• **Material supplied**:
==========

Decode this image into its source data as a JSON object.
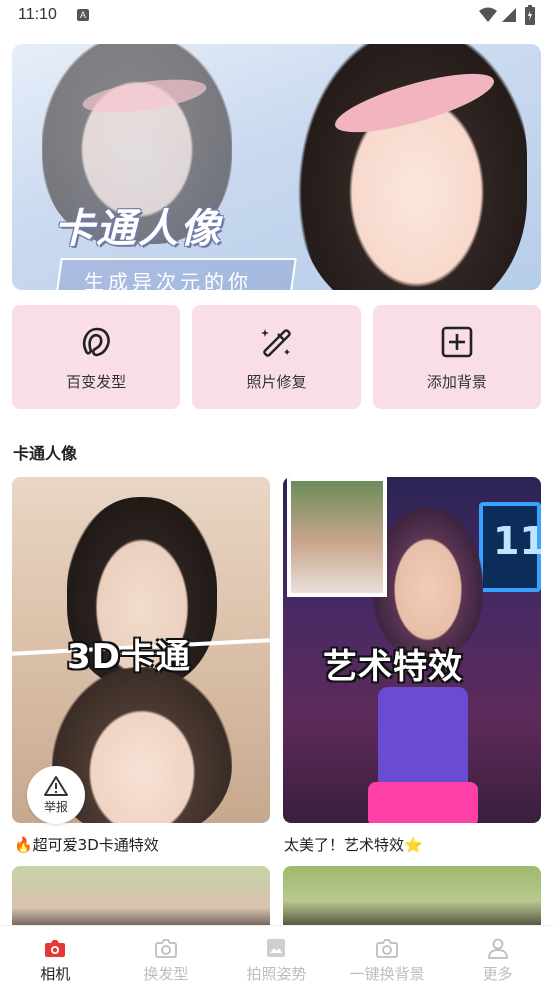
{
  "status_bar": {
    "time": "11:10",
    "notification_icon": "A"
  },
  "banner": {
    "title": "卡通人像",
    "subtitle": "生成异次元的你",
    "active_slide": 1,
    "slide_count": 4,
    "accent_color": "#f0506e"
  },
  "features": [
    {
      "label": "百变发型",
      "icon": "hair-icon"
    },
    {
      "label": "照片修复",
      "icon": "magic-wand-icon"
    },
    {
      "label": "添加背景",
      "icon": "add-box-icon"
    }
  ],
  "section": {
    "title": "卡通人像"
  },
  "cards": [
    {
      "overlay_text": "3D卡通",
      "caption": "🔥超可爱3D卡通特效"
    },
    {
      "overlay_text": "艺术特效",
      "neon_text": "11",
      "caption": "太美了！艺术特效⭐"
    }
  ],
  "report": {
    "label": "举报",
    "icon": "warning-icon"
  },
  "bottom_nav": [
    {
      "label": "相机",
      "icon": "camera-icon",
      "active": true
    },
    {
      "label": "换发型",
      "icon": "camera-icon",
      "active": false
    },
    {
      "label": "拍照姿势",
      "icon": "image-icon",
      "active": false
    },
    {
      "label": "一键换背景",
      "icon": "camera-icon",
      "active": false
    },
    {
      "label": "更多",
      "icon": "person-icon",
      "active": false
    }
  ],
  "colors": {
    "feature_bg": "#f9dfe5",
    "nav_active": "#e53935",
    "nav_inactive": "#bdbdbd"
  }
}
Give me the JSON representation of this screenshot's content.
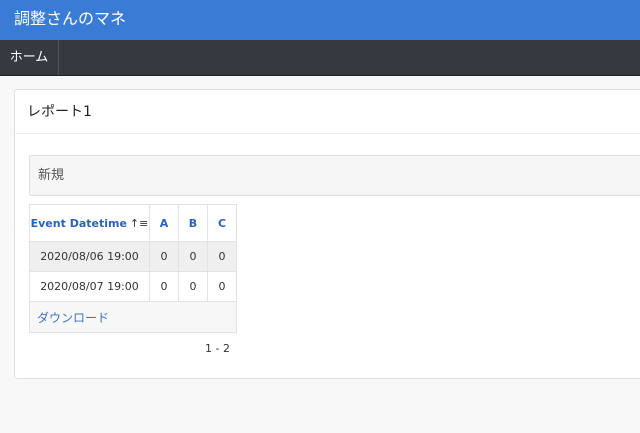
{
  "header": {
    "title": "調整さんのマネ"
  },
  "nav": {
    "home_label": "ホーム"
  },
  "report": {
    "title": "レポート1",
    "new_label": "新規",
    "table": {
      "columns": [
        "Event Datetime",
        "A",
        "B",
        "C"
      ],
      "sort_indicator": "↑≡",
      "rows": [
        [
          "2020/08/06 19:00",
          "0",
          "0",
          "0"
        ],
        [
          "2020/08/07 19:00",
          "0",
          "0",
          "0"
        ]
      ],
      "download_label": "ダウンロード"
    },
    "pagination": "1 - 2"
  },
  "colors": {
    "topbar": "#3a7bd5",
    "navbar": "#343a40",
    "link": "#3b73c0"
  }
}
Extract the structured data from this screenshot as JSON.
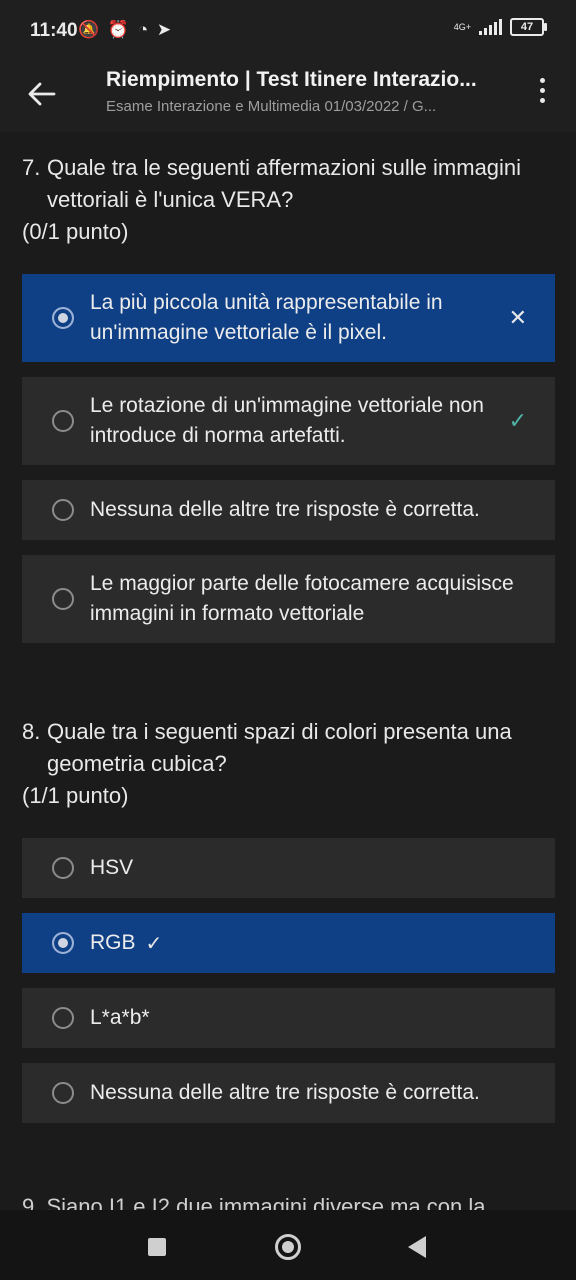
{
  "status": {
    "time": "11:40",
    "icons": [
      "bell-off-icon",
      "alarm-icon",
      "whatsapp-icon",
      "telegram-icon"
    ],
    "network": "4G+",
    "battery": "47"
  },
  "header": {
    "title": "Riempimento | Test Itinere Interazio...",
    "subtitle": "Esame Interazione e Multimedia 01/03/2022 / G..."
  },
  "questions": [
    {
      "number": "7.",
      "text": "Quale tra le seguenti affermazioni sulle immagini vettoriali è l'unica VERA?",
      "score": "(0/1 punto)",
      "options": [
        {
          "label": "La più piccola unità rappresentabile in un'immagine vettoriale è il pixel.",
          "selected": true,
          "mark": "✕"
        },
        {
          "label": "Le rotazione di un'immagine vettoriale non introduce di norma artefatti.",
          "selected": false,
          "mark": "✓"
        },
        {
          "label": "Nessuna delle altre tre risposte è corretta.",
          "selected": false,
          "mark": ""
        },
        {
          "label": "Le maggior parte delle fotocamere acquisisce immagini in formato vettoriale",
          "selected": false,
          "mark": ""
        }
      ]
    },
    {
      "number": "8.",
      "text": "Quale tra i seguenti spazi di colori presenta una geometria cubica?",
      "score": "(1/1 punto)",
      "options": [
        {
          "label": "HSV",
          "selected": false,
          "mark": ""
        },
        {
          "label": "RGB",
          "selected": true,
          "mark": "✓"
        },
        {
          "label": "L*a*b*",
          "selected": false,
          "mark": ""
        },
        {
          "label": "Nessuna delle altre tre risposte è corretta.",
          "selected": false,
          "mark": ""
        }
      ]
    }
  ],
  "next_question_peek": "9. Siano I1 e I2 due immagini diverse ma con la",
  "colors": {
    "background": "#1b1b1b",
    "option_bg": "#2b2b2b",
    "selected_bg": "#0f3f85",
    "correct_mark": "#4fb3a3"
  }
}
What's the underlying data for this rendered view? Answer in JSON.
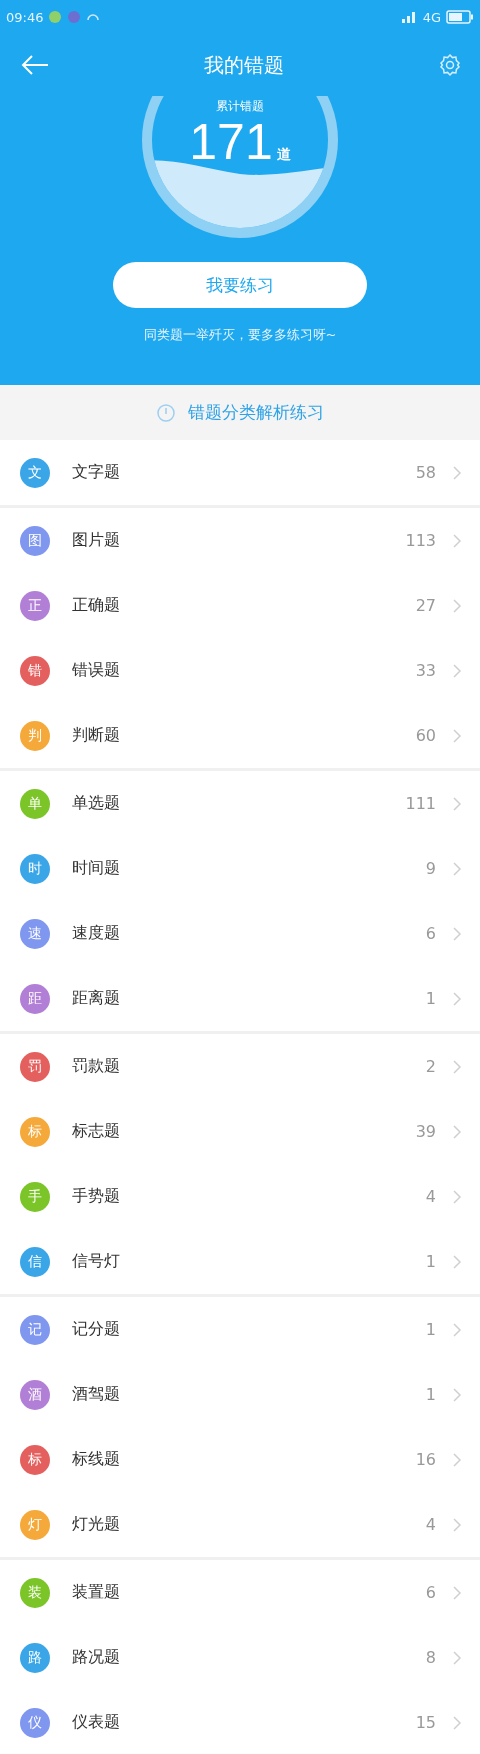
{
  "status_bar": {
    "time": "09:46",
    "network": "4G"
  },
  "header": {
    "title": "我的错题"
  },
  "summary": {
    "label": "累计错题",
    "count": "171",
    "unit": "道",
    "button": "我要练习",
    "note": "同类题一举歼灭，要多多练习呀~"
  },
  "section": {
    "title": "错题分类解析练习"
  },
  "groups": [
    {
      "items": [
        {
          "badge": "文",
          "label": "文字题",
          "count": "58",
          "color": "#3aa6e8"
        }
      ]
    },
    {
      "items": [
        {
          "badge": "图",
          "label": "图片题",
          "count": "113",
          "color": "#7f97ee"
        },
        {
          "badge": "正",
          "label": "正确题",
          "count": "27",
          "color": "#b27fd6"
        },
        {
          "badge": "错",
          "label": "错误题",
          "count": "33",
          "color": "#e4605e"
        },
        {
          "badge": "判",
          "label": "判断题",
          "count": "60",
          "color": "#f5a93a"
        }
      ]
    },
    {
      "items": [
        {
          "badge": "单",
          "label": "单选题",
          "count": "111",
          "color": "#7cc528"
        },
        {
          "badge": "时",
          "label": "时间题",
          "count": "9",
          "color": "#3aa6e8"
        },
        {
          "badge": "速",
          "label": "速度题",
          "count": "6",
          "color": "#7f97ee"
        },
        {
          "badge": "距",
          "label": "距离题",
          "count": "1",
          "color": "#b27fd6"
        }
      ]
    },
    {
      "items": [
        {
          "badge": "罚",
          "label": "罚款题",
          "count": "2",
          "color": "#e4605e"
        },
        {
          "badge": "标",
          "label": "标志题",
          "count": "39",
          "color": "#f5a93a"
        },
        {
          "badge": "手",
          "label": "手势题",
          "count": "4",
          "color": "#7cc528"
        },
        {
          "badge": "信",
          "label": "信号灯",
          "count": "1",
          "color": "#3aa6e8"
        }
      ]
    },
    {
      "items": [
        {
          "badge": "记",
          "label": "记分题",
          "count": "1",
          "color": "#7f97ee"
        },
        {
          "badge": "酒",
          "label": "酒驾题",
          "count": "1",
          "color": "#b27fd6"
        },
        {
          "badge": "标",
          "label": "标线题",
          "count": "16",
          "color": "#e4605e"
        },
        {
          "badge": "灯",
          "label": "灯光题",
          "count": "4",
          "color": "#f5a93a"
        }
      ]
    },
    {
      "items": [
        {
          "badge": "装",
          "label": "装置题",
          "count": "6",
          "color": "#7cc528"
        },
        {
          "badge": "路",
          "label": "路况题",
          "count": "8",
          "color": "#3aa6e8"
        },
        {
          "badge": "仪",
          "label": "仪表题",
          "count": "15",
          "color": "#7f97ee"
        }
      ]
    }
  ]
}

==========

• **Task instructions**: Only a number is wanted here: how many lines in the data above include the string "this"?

• **Response area**: 4